- Aim of the exercise
Only lines holding the word "this" are wanted from the records; copy all of them.
── Source information ──
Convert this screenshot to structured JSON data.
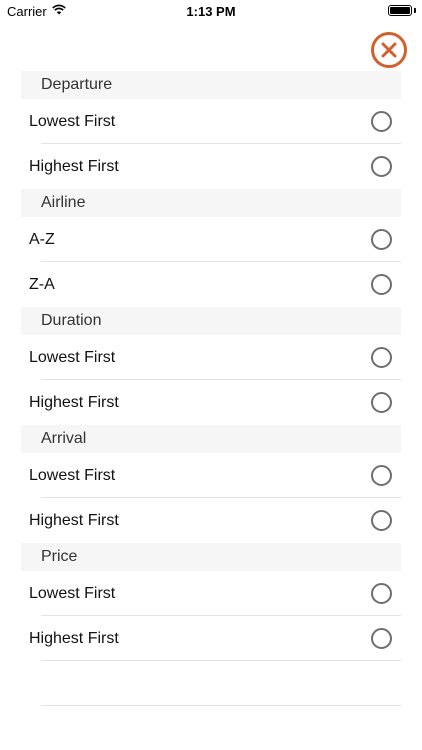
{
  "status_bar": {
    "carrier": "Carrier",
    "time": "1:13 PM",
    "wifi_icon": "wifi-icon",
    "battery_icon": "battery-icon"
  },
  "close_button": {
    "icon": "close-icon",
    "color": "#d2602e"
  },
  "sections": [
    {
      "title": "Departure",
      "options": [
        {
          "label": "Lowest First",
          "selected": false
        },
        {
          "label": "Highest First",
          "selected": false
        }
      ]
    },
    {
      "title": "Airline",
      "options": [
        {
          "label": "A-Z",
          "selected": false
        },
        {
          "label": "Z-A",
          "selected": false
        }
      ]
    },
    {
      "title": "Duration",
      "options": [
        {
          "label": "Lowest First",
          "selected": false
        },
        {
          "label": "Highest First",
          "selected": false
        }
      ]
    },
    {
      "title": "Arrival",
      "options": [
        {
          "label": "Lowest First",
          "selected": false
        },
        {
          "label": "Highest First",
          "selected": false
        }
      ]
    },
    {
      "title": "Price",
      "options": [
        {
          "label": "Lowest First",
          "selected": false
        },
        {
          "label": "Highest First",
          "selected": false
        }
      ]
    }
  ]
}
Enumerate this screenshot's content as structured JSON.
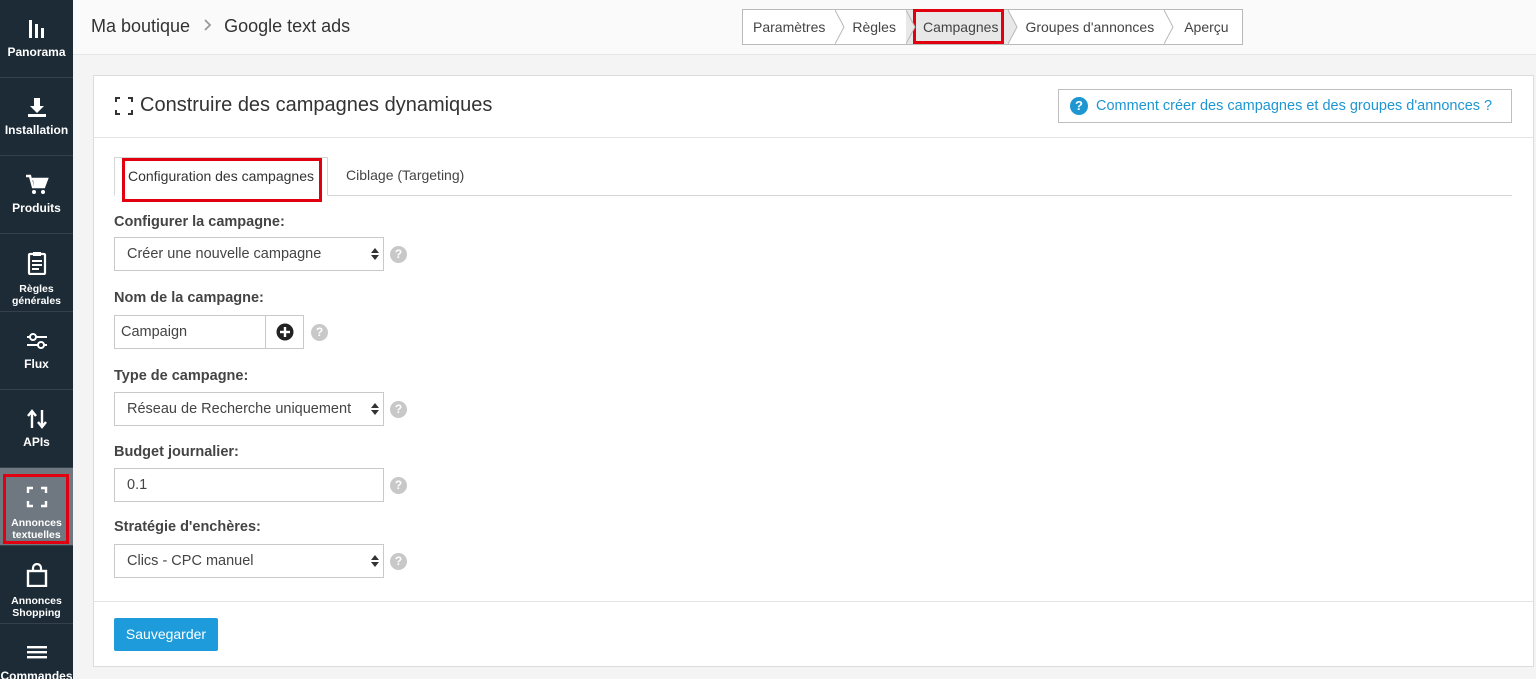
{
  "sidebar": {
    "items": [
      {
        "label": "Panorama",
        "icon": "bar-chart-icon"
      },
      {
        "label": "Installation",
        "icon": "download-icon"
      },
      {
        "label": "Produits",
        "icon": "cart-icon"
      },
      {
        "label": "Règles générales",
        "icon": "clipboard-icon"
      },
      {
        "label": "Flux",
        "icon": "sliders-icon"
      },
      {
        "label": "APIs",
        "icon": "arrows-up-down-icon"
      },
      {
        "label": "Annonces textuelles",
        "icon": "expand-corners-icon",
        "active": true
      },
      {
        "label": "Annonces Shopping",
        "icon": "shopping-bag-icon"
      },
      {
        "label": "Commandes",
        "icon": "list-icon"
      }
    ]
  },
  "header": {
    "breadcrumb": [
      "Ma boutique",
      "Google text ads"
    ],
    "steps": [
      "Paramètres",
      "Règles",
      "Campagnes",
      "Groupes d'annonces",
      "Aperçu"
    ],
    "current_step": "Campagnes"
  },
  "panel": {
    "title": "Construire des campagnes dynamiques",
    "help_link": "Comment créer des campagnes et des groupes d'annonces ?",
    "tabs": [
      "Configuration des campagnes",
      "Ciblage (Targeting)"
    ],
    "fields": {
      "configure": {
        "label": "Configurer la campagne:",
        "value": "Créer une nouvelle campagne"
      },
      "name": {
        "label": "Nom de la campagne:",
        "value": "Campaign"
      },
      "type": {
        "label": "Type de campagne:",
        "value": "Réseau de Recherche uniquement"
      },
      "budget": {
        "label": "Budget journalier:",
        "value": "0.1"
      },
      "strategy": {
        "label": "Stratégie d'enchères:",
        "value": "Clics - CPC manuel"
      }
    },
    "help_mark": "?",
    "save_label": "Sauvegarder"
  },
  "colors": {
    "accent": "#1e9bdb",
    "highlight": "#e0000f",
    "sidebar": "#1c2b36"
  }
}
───
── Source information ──
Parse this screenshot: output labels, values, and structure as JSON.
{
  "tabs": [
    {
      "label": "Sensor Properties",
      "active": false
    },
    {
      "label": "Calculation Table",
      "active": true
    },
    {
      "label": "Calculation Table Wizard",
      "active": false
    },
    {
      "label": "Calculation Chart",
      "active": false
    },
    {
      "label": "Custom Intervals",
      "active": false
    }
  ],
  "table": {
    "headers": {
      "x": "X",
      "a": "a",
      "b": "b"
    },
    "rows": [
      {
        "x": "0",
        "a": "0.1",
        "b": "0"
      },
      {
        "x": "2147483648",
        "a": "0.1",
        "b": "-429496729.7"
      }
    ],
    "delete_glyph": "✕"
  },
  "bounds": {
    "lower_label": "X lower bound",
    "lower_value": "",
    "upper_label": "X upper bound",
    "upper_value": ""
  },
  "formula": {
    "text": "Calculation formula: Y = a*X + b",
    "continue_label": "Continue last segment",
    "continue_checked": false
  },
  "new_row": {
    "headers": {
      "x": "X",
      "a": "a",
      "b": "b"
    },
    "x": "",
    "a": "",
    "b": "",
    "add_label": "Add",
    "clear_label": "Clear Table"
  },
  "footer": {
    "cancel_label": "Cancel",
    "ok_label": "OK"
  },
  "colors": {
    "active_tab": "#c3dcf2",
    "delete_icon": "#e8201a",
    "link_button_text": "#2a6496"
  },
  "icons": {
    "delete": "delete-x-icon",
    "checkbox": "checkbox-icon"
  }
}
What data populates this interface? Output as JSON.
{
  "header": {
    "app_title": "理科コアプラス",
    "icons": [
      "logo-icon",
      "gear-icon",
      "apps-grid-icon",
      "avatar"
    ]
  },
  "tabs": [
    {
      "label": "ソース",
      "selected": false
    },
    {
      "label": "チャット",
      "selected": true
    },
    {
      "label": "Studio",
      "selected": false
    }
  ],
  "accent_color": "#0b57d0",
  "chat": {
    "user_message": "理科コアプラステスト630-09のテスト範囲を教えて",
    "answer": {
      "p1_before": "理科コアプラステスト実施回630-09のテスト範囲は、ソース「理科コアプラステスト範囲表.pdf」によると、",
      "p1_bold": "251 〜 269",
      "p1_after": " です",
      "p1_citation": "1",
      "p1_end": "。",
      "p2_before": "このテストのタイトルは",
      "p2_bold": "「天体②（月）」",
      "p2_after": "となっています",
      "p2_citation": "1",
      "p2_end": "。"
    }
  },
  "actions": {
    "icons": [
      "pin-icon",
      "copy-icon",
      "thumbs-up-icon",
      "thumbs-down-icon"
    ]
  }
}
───
- Expected answer
Convert this screenshot to structured JSON data.
Enumerate this screenshot's content as structured JSON.
Parse this screenshot: output labels, values, and structure as JSON.
What data populates this interface? Output as JSON.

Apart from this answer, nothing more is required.